Input for this task below:

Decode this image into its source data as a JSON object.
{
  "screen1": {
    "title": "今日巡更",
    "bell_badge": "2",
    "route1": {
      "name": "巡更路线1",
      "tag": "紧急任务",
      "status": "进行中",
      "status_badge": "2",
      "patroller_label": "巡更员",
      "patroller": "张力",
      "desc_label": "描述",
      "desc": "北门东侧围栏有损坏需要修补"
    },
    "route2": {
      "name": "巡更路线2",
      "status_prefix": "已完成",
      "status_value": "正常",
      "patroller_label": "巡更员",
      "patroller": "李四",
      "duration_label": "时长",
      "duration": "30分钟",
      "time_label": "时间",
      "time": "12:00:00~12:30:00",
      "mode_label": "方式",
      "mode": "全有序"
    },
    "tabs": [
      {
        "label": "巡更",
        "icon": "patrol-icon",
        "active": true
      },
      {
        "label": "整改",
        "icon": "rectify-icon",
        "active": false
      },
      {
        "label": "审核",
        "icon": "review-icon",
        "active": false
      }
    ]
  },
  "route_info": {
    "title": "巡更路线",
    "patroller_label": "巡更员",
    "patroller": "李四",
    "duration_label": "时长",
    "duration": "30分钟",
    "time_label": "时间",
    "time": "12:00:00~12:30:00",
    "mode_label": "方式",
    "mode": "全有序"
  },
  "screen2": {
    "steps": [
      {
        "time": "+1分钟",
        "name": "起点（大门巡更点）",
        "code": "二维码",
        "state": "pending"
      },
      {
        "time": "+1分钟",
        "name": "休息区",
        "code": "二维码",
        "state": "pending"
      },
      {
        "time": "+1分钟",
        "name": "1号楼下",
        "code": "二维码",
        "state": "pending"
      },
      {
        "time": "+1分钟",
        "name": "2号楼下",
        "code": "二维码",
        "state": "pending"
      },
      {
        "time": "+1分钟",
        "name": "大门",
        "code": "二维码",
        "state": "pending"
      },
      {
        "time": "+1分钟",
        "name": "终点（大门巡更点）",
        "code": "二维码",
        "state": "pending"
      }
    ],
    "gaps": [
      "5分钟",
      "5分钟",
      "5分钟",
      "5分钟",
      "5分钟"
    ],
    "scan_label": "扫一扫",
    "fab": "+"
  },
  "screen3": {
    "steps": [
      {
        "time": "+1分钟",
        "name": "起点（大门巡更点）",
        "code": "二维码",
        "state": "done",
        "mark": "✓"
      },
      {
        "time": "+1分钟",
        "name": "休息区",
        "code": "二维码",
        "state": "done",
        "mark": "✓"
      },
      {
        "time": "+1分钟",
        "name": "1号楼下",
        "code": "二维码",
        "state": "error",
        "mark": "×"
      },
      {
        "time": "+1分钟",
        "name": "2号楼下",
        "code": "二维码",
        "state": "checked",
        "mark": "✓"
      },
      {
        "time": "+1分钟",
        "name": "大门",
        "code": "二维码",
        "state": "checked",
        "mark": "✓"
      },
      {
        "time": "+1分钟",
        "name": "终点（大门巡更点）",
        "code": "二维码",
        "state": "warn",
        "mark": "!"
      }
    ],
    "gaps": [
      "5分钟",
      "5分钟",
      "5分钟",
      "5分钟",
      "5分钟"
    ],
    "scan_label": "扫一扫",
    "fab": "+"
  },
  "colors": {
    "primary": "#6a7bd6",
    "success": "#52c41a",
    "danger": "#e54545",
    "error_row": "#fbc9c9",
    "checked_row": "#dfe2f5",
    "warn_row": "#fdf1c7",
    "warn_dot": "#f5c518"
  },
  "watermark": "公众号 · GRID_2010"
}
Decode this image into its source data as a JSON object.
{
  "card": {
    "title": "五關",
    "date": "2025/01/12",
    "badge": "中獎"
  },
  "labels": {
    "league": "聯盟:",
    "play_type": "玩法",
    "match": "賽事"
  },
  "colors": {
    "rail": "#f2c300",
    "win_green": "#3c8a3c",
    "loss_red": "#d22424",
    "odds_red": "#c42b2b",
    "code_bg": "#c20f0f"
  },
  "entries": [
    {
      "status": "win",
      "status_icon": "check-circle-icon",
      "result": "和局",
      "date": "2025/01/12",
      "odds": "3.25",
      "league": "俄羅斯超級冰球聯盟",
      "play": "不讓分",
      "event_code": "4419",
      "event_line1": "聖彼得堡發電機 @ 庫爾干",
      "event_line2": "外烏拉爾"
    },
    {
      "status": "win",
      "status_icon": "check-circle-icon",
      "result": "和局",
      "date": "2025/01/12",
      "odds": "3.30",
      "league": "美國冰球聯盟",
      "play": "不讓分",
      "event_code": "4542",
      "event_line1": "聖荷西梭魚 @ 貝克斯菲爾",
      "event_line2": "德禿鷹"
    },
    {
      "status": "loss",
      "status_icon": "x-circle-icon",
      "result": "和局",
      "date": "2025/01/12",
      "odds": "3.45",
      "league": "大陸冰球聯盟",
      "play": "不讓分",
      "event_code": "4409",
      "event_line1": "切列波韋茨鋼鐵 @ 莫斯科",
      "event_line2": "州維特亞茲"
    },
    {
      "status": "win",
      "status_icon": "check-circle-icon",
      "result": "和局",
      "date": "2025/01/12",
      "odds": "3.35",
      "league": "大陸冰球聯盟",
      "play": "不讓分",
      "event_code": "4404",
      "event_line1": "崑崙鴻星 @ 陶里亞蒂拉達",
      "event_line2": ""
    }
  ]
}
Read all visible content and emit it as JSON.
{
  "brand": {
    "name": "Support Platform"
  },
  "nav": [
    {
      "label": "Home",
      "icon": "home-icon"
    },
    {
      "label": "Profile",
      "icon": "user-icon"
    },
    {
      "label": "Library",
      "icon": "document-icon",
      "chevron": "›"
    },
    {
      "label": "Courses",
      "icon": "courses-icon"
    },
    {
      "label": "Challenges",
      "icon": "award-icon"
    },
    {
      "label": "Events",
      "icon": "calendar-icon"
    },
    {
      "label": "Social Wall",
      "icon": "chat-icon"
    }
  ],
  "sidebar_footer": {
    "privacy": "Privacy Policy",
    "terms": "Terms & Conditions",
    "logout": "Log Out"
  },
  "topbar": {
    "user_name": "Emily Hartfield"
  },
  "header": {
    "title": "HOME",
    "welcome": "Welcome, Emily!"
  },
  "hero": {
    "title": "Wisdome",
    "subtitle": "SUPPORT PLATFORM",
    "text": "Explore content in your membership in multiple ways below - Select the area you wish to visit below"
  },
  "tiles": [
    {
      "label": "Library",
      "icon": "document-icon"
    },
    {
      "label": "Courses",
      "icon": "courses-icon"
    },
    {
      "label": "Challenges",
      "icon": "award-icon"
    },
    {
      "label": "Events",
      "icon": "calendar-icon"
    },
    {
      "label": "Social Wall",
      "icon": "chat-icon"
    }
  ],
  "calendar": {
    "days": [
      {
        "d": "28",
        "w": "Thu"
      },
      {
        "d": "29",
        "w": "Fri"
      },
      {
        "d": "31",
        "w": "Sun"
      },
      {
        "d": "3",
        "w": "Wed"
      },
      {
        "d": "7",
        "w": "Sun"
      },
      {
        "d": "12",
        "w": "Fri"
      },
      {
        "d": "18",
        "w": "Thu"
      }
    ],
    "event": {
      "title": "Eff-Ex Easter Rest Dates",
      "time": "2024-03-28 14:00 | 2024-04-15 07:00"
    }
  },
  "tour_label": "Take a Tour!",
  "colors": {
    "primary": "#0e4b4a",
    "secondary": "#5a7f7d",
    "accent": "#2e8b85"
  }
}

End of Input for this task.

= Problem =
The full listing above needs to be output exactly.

= Task solution =
Decode this image into its source data as a JSON object.
{
  "screen1": {
    "title": "今日巡更",
    "bell_badge": "2",
    "route1": {
      "name": "巡更路线1",
      "tag": "紧急任务",
      "status": "进行中",
      "status_badge": "2",
      "patroller_label": "巡更员",
      "patroller": "张力",
      "desc_label": "描述",
      "desc": "北门东侧围栏有损坏需要修补"
    },
    "route2": {
      "name": "巡更路线2",
      "status_prefix": "已完成",
      "status_value": "正常",
      "patroller_label": "巡更员",
      "patroller": "李四",
      "duration_label": "时长",
      "duration": "30分钟",
      "time_label": "时间",
      "time": "12:00:00~12:30:00",
      "mode_label": "方式",
      "mode": "全有序"
    },
    "tabs": [
      {
        "label": "巡更",
        "icon": "patrol-icon",
        "active": true
      },
      {
        "label": "整改",
        "icon": "rectify-icon",
        "active": false
      },
      {
        "label": "审核",
        "icon": "review-icon",
        "active": false
      }
    ]
  },
  "route_info": {
    "title": "巡更路线",
    "patroller_label": "巡更员",
    "patroller": "李四",
    "duration_label": "时长",
    "duration": "30分钟",
    "time_label": "时间",
    "time": "12:00:00~12:30:00",
    "mode_label": "方式",
    "mode": "全有序"
  },
  "screen2": {
    "steps": [
      {
        "time": "+1分钟",
        "name": "起点（大门巡更点）",
        "code": "二维码",
        "state": "pending"
      },
      {
        "time": "+1分钟",
        "name": "休息区",
        "code": "二维码",
        "state": "pending"
      },
      {
        "time": "+1分钟",
        "name": "1号楼下",
        "code": "二维码",
        "state": "pending"
      },
      {
        "time": "+1分钟",
        "name": "2号楼下",
        "code": "二维码",
        "state": "pending"
      },
      {
        "time": "+1分钟",
        "name": "大门",
        "code": "二维码",
        "state": "pending"
      },
      {
        "time": "+1分钟",
        "name": "终点（大门巡更点）",
        "code": "二维码",
        "state": "pending"
      }
    ],
    "gaps": [
      "5分钟",
      "5分钟",
      "5分钟",
      "5分钟",
      "5分钟"
    ],
    "scan_label": "扫一扫",
    "fab": "+"
  },
  "screen3": {
    "steps": [
      {
        "time": "+1分钟",
        "name": "起点（大门巡更点）",
        "code": "二维码",
        "state": "done",
        "mark": "✓"
      },
      {
        "time": "+1分钟",
        "name": "休息区",
        "code": "二维码",
        "state": "done",
        "mark": "✓"
      },
      {
        "time": "+1分钟",
        "name": "1号楼下",
        "code": "二维码",
        "state": "error",
        "mark": "×"
      },
      {
        "time": "+1分钟",
        "name": "2号楼下",
        "code": "二维码",
        "state": "checked",
        "mark": "✓"
      },
      {
        "time": "+1分钟",
        "name": "大门",
        "code": "二维码",
        "state": "checked",
        "mark": "✓"
      },
      {
        "time": "+1分钟",
        "name": "终点（大门巡更点）",
        "code": "二维码",
        "state": "warn",
        "mark": "!"
      }
    ],
    "gaps": [
      "5分钟",
      "5分钟",
      "5分钟",
      "5分钟",
      "5分钟"
    ],
    "scan_label": "扫一扫",
    "fab": "+"
  },
  "colors": {
    "primary": "#6a7bd6",
    "success": "#52c41a",
    "danger": "#e54545",
    "error_row": "#fbc9c9",
    "checked_row": "#dfe2f5",
    "warn_row": "#fdf1c7",
    "warn_dot": "#f5c518"
  },
  "watermark": "公众号 · GRID_2010"
}
Decode this image into its source data as a JSON object.
{
  "card": {
    "title": "五關",
    "date": "2025/01/12",
    "badge": "中獎"
  },
  "labels": {
    "league": "聯盟:",
    "play_type": "玩法",
    "match": "賽事"
  },
  "colors": {
    "rail": "#f2c300",
    "win_green": "#3c8a3c",
    "loss_red": "#d22424",
    "odds_red": "#c42b2b",
    "code_bg": "#c20f0f"
  },
  "entries": [
    {
      "status": "win",
      "status_icon": "check-circle-icon",
      "result": "和局",
      "date": "2025/01/12",
      "odds": "3.25",
      "league": "俄羅斯超級冰球聯盟",
      "play": "不讓分",
      "event_code": "4419",
      "event_line1": "聖彼得堡發電機 @ 庫爾干",
      "event_line2": "外烏拉爾"
    },
    {
      "status": "win",
      "status_icon": "check-circle-icon",
      "result": "和局",
      "date": "2025/01/12",
      "odds": "3.30",
      "league": "美國冰球聯盟",
      "play": "不讓分",
      "event_code": "4542",
      "event_line1": "聖荷西梭魚 @ 貝克斯菲爾",
      "event_line2": "德禿鷹"
    },
    {
      "status": "loss",
      "status_icon": "x-circle-icon",
      "result": "和局",
      "date": "2025/01/12",
      "odds": "3.45",
      "league": "大陸冰球聯盟",
      "play": "不讓分",
      "event_code": "4409",
      "event_line1": "切列波韋茨鋼鐵 @ 莫斯科",
      "event_line2": "州維特亞茲"
    },
    {
      "status": "win",
      "status_icon": "check-circle-icon",
      "result": "和局",
      "date": "2025/01/12",
      "odds": "3.35",
      "league": "大陸冰球聯盟",
      "play": "不讓分",
      "event_code": "4404",
      "event_line1": "崑崙鴻星 @ 陶里亞蒂拉達",
      "event_line2": ""
    }
  ]
}
Read all visible content and emit it as JSON.
{
  "brand": {
    "name": "Support Platform"
  },
  "nav": [
    {
      "label": "Home",
      "icon": "home-icon"
    },
    {
      "label": "Profile",
      "icon": "user-icon"
    },
    {
      "label": "Library",
      "icon": "document-icon",
      "chevron": "›"
    },
    {
      "label": "Courses",
      "icon": "courses-icon"
    },
    {
      "label": "Challenges",
      "icon": "award-icon"
    },
    {
      "label": "Events",
      "icon": "calendar-icon"
    },
    {
      "label": "Social Wall",
      "icon": "chat-icon"
    }
  ],
  "sidebar_footer": {
    "privacy": "Privacy Policy",
    "terms": "Terms & Conditions",
    "logout": "Log Out"
  },
  "topbar": {
    "user_name": "Emily Hartfield"
  },
  "header": {
    "title": "HOME",
    "welcome": "Welcome, Emily!"
  },
  "hero": {
    "title": "Wisdome",
    "subtitle": "SUPPORT PLATFORM",
    "text": "Explore content in your membership in multiple ways below - Select the area you wish to visit below"
  },
  "tiles": [
    {
      "label": "Library",
      "icon": "document-icon"
    },
    {
      "label": "Courses",
      "icon": "courses-icon"
    },
    {
      "label": "Challenges",
      "icon": "award-icon"
    },
    {
      "label": "Events",
      "icon": "calendar-icon"
    },
    {
      "label": "Social Wall",
      "icon": "chat-icon"
    }
  ],
  "calendar": {
    "days": [
      {
        "d": "28",
        "w": "Thu"
      },
      {
        "d": "29",
        "w": "Fri"
      },
      {
        "d": "31",
        "w": "Sun"
      },
      {
        "d": "3",
        "w": "Wed"
      },
      {
        "d": "7",
        "w": "Sun"
      },
      {
        "d": "12",
        "w": "Fri"
      },
      {
        "d": "18",
        "w": "Thu"
      }
    ],
    "event": {
      "title": "Eff-Ex Easter Rest Dates",
      "time": "2024-03-28 14:00 | 2024-04-15 07:00"
    }
  },
  "tour_label": "Take a Tour!",
  "colors": {
    "primary": "#0e4b4a",
    "secondary": "#5a7f7d",
    "accent": "#2e8b85"
  }
}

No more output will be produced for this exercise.